The A68 is a British “trunk road” connecting Darlington in the North East of England to the A720 which skirts the South of Edinburgh, Scotland’s capital city. The A720, known locally as “the bypass”, is best avoided during rush hour.
This Anglo-Scottish thoroughfare is not to be confused with a different A68 which (per Wikipedia) is a 61.9 km autoroute connecting the cities of Toulouse and Albi in southern France.
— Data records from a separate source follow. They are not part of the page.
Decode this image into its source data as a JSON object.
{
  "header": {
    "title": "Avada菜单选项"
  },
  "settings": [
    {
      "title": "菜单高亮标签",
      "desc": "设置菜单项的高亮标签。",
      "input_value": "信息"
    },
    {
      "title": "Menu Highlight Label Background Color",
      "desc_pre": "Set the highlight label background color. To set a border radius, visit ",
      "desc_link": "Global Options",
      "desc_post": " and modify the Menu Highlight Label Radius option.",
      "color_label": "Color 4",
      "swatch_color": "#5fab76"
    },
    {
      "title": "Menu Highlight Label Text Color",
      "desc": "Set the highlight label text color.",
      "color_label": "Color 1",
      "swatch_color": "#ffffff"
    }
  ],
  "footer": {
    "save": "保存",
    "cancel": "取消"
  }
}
The French road is also known as “La Tarnaise” after the proximate Tarn River.
The world now has a new A68 – the name given by scientists to the gargantuan slab of ice which this week broke from Antarctica’s Larsen C ice-shelf in a long-anticipated and widely-reported bid for freedom into the Weddell Sea.
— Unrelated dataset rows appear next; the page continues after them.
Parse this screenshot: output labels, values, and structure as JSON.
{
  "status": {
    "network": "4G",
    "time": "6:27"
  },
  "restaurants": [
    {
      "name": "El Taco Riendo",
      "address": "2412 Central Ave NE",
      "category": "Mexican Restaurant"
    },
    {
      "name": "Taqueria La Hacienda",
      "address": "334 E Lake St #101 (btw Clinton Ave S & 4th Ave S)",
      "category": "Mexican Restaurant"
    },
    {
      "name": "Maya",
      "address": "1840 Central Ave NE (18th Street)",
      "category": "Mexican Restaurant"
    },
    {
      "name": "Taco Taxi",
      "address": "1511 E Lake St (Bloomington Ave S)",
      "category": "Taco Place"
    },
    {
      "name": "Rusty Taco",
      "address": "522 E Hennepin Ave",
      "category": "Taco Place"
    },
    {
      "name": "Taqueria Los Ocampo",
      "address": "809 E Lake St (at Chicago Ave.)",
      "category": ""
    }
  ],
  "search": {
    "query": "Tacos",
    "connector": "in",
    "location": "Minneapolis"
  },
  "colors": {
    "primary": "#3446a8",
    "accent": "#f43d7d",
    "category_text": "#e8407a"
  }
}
Big icebergs have calved from Antarctica in the past, and the phenomenon is broadly being described as part of a natural process.
Global News reports that scientists had been “monitoring this particular piece of ice months, as they watched a crack grow more than 200 km along the ice shelf before it broke off”.
According to University of British Columbia professor Christian Schoof , “Climate change likely isn’t the cause this time because there hasn’t been ice thinning, in fact this ice shelf has actually thickened”.
But just how big is Iceberg A68?
A68 will “will average about 625 feet in thickness from top to bottom, maxing out at about 690 feet below the water’s surface. Knowing the surface area will cover about 2,550 square miles has allowed scientists to estimate that the iceberg will contain roughly 277 cubic miles of ice”. (Dr Noel Gourmelen, University of Edinburgh, Scotland)
- A68 is “expected to have enough ice to fill more than 463 million Olympic swimming pools”. (climatecentral.org)
- A68 is “more than half the size of Qatar” (CNN)
- A68 is “about the size of Delaware”. (Los Angeles Times)
- A68 is “the size of Wales”. (Sputnik News)
- A68 is “un iceberg de mille milliards de tonnes” (Luxemburger Wort)
- A68 is “twice the size of Luxembourg” (The Guardian)
- A68 is not a Nothing-Berger (OOSKAnews)
Do we have more fun iceberg facts? Well:
In May 2017 a Middle East company announced plans to tow icebergs 9,200 kilometres from the Antarctic to Fujairah, on the coast of the United Arab Emirates, for use as drinking water.
As long ago as 1976, French entrepreneur and environmentalist Georges Mougin suggested icebergs as a source of freshwater for parched regions of the world. Mougin ended up putting the idea on the back burner due to concerns over cost and the difficulty of carrying out the project.
Why do polar bears not eat penguins? Aha! Maybe they did once!
Why does A68 have a boring alphanumeric name instead of one of those cool ones they give to hurricanes and typhoons? The US National Ice Center (USNIC) names icebergs that it tracks. The names are derived from the Antarctic quadrant in which they were originally sighted, divided in the following manner:
A = 0-90W (Bellingshausen/Weddell Sea)
B = 90W-180 (Amundsen/Eastern Ross Sea)
C = 180-90E (Western Ross Sea/Wilkesland)
D = 90E-0 (Amery/Eastern Weddell Sea)
So now we know.